• **Work to be completed**
What you return must match the records word for word.

Items listed in a dataset:
....................

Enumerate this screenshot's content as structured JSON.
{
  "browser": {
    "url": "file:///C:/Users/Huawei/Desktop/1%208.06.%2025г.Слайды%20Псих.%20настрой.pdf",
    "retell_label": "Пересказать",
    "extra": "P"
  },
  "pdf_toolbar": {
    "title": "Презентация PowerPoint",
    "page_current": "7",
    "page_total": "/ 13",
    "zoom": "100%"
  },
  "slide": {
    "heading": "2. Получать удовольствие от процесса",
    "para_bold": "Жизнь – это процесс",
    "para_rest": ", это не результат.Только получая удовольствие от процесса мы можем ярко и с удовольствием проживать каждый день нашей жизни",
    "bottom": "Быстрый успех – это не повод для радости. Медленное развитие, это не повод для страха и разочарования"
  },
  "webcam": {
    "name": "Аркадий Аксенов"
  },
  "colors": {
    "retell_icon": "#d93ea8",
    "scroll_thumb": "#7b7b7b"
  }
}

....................

• **Result**
Enumerate this screenshot's content as structured JSON.
{
  "browser": {
    "url": "file:///C:/Users/Huawei/Desktop/1%208.06.%2025г.Слайды%20Псих.%20настрой.pdf",
    "retell_label": "Пересказать",
    "extra": "P"
  },
  "pdf_toolbar": {
    "title": "Презентация PowerPoint",
    "page_current": "7",
    "page_total": "/ 13",
    "zoom": "100%"
  },
  "slide": {
    "heading": "2. Получать удовольствие от процесса",
    "para_bold": "Жизнь – это процесс",
    "para_rest": ", это не результат.Только получая удовольствие от процесса мы можем ярко и с удовольствием проживать каждый день нашей жизни",
    "bottom": "Быстрый успех – это не повод для радости. Медленное развитие, это не повод для страха и разочарования"
  },
  "webcam": {
    "name": "Аркадий Аксенов"
  },
  "colors": {
    "retell_icon": "#d93ea8",
    "scroll_thumb": "#7b7b7b"
  }
}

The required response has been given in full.